Larry J. Brant
Larry J. Brant is a Shareholder in Foster Garvey, a law firm based out of the Pacific Northwest, with offices in Seattle, Washington; Portland, Oregon; Washington, D.C.; New York, New York, Spokane, Washington; and Beijing, China. Mr. Brant practices in the Portland office. His practice focuses on tax, tax controversy and transactions. Mr. Brant is a past Chair of the Oregon State Bar Taxation Section. He was the long-term Chair of the Oregon Tax Institute, and is currently a member of the Board of Directors of the Portland Tax Forum. Mr. Brant has served as an adjunct professor, teaching corporate taxation, at Northwestern School of Law, Lewis and Clark College. He is an Expert Contributor to Thomson Reuters Checkpoint Catalyst. Mr. Brant is a Fellow in the American College of Tax Counsel. He publishes articles on numerous income tax issues, including Taxation of S Corporations, Reasonable Compensation, Circular 230, Worker Classification, IRC § 1031 Exchanges, Choice of Entity, Entity Tax Classification, and State and Local Taxation. Mr. Brant is a frequent lecturer at local, regional and national tax and business conferences for CPAs and attorneys. He was the 2015 Recipient of the Oregon State Bar Tax Section Award of Merit.
Upcoming Speaking Engagements
- "The Road Between Subchapter C and Subchapter S – It May Be a Well-Traveled Two-Way Thoroughfare, but It Isn’t Free of Potholes and Obstacles," New York University 78th Institute on Federal TaxationNew York, NY, 10.24.19
- "The Road Between Subchapter C and Subchapter S – It May Be a Well-Traveled Two-Way Thoroughfare, but It Isn’t Free of Potholes and Obstacles," Oregon Society of Certified Public Accountants (OSCPA) 2019 Northwest Federal Tax ConferencePortland, OR, 10.28.19

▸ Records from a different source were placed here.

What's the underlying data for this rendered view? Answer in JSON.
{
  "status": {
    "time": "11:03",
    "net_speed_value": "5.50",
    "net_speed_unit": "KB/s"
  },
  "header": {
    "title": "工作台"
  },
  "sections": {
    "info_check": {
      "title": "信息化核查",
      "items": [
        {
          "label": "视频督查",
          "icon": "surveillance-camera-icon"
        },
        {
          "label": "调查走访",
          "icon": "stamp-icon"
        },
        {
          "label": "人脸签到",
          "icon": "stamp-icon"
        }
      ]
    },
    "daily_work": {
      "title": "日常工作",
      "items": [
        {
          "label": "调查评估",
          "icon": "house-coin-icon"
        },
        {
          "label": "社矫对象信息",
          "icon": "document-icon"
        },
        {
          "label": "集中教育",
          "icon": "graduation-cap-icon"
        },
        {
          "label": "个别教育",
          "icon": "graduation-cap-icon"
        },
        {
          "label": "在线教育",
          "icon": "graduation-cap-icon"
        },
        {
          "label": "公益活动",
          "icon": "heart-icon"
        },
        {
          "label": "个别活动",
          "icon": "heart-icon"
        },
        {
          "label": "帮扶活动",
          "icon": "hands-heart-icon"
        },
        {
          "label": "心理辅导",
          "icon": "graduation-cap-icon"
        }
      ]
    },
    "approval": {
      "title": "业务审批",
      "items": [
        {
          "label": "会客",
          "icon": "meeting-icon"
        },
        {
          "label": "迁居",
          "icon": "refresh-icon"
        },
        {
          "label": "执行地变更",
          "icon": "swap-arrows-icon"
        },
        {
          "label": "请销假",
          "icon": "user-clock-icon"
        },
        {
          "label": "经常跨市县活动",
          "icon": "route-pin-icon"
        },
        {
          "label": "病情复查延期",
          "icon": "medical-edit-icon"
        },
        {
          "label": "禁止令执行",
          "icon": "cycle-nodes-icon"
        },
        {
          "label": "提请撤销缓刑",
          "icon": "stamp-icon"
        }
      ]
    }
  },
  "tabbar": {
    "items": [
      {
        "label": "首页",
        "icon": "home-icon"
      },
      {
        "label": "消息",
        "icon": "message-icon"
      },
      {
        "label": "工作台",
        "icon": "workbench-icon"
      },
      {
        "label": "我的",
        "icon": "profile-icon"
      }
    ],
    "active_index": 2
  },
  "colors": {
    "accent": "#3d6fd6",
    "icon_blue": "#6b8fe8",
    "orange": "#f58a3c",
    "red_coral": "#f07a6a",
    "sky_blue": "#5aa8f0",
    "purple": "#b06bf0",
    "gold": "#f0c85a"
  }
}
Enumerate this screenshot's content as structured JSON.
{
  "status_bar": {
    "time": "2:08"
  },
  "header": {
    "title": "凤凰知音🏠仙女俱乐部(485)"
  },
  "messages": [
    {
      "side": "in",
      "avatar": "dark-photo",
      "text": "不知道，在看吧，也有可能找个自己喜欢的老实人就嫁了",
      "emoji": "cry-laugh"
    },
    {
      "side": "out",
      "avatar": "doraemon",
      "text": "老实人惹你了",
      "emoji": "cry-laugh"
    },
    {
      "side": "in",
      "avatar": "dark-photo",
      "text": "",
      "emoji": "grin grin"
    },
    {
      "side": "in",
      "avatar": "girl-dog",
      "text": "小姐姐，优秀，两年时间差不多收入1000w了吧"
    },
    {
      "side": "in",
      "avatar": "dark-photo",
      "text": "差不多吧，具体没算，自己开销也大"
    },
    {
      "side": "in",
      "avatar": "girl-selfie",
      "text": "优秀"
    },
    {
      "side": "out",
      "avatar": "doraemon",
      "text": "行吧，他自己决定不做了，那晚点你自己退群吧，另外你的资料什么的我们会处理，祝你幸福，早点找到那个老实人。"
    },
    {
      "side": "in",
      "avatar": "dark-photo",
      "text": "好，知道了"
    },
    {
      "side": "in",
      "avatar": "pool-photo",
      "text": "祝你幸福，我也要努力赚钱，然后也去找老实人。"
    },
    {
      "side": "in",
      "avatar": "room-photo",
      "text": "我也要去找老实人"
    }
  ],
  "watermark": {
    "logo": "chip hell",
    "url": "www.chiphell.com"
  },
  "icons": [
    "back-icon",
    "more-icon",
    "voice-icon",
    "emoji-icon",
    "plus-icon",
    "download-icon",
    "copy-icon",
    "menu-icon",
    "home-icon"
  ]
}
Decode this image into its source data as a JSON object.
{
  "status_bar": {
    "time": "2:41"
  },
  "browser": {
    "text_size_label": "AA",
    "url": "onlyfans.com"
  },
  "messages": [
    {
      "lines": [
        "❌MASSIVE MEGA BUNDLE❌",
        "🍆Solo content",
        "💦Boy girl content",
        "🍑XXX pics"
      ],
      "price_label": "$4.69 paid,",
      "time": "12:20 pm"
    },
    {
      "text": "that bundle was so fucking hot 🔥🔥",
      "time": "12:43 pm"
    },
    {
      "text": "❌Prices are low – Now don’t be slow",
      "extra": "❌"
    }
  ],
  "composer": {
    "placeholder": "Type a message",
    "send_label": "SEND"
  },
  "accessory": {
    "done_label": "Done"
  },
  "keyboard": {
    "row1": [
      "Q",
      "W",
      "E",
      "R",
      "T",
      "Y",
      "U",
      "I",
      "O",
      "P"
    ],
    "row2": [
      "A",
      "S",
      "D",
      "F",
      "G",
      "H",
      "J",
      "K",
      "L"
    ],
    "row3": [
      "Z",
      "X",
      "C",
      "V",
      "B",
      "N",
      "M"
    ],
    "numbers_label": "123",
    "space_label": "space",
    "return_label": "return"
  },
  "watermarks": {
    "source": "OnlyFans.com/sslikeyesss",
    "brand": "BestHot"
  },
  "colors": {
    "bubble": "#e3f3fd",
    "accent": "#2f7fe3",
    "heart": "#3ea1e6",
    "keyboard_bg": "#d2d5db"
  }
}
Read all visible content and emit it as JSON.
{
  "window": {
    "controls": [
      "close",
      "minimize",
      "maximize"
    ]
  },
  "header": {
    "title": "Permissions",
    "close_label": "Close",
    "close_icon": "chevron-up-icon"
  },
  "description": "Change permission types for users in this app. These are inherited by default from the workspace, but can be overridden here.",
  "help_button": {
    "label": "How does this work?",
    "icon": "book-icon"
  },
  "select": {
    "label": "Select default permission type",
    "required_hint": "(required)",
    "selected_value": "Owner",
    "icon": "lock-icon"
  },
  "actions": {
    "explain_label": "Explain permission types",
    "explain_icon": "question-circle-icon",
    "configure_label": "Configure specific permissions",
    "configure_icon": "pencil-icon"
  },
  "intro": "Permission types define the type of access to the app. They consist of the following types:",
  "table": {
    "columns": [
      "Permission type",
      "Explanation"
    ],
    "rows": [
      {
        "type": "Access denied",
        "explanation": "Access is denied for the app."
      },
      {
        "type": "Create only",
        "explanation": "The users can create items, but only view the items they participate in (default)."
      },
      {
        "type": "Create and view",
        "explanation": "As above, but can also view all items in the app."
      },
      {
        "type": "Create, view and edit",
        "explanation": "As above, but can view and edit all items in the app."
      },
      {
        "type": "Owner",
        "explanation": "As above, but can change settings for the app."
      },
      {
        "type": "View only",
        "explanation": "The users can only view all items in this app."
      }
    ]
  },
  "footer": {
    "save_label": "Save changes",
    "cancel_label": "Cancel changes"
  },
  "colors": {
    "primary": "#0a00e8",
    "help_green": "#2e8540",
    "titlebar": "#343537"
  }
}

- "The Road Between Subchapter C and Subchapter S – It May Be a Well-Traveled Two-Way Thoroughfare, but It Isn’t Free of Potholes and Obstacles," New York University 78th Institute on Federal TaxationSan Francisco, CA, 11.14.19
- "The Oregon Corporate Activity Tax," Oregon Society of Certified Public Accountants (OSCPA) 2020 OSCPA State & Local Tax ConferencePortland, OR, 1.6.20
- "The Road Between Subchapter C and Subchapter S – It May Be A Well-Traveled Two-Way Thoroughfare, But It Isn’t Free of Potholes and Obstacles," The J. Nelson Young Tax InstituteChapel Hill, NC, 4.23.2020-4.24.2020